Aspects of the monkeypox outbreak in the U.S. may resemble the early phase of the COVID pandemic. Testing is hard to come by, and vaccines are in short supply. But NPR's Pien Huang explains why monkeypox is different.

PIEN HUANG, BYLINE: More than 400 people in the U.S. have been afflicted with painful, itchy poxes and lesions that can last for up to a month. It's the 2022 monkeypox outbreak, and it's just getting started.

JENNIFER MCQUISTON: And in the United States, I think we're certainly in a phase of increasing cases.

HUANG: That's Dr. Jennifer McQuiston. She's incident commander for the monkeypox response at the Centers for Disease Control and Prevention. The U.S. cases first appeared seven weeks ago in people who had traveled to Europe.

MCQUISTON: There appears to be more sustained community transmission happening in some cities in the United States with people maybe not knowing who they got monkeypox from.

HUANG: But McQuiston says monkeypox is not spreading in the same ways as COVID.

MCQUISTON: Monkeypox is very different. It's not spread easily. It requires direct, close contact.

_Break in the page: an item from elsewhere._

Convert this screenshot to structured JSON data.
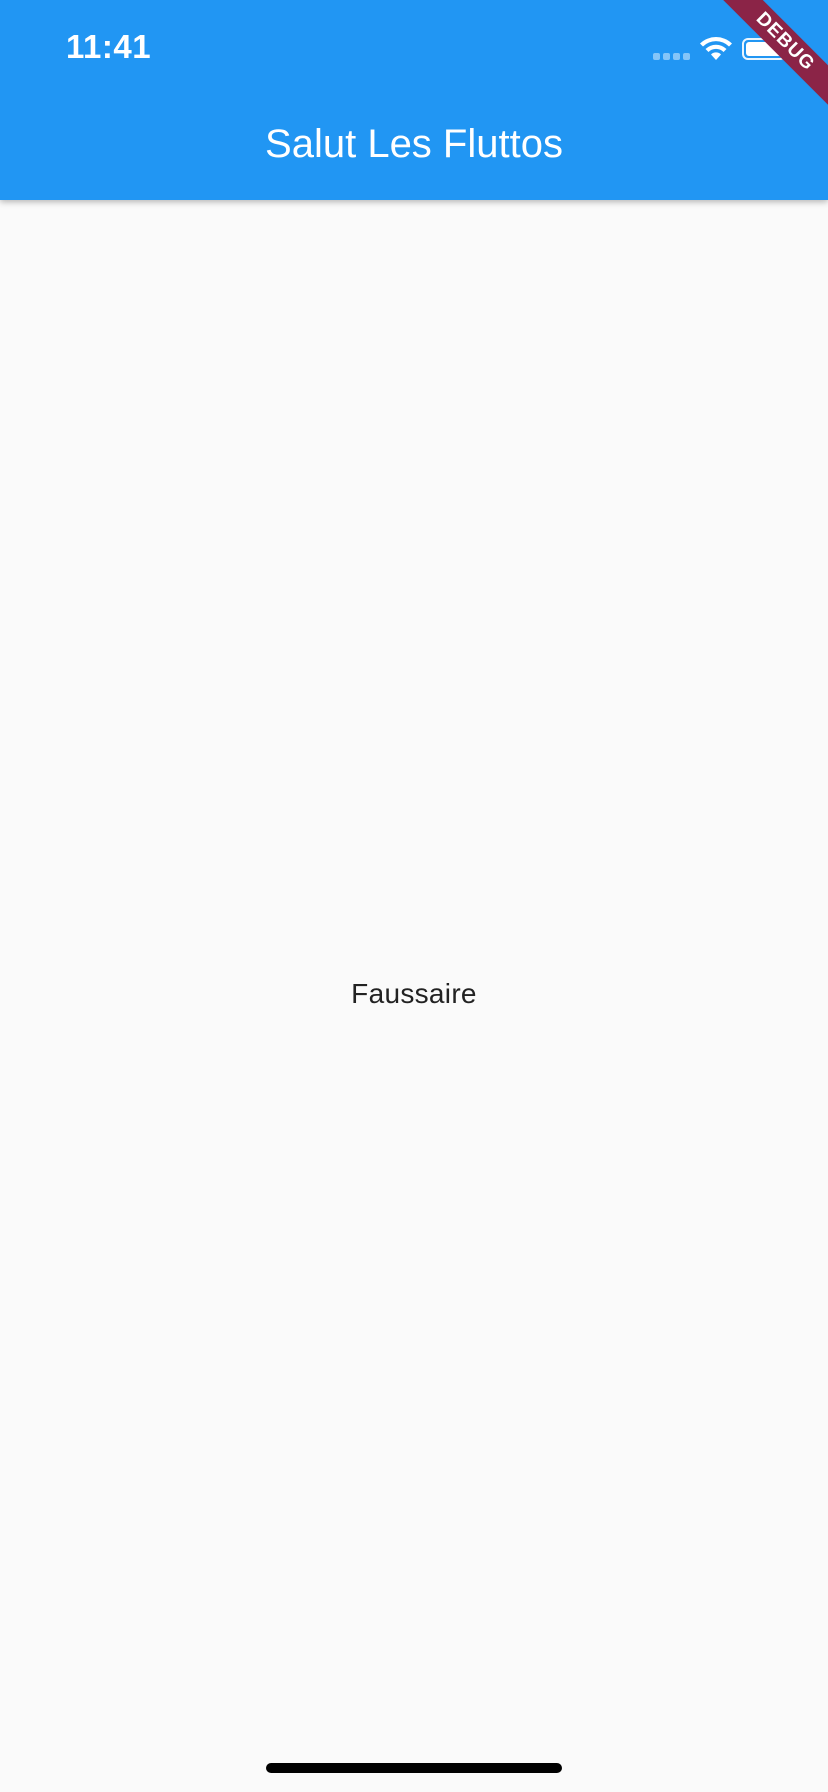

And most of the cases that we're aware of are associated with intimate contact and even sexual contacts.

HUANG: The current monkeypox outbreak is concentrated among men who have sex with men with multiple partners and have been somewhere monkeypox is known to be spreading. McQuiston says this is actually dramatically different from the way monkeypox has historically spread. Outbreaks of the virus have been common in parts of Central and West Africa, where it typically spreads from animals, with limited human-to-human transmission. This week, the government rolled out its monkeypox vaccination campaign, making tens of thousands of doses available to people who might have been exposed.

MCQUISTON: Through a combination of the tools we have in hand - and that would be adequate contact tracing, isolating cases, offering vaccine more widely - we'll be able to see cases start to be contained.

HUANG: But she warns that the U.S. will be at risk until the global outbreak is also under control.

Pien Huang, NPR News. Transcript provided by NPR, Copyright NPR.

NPR transcripts are created on a rush deadline by an NPR contractor. This text may not be in its final form and may be updated or revised in the future. Accuracy and availability may vary. The authoritative record of NPR’s programming is the audio record.

Pien Huang is a health reporter on the Science desk. She was NPR's first Reflect America Fellow, working with shows, desks and podcasts to bring more diverse voices to air and online.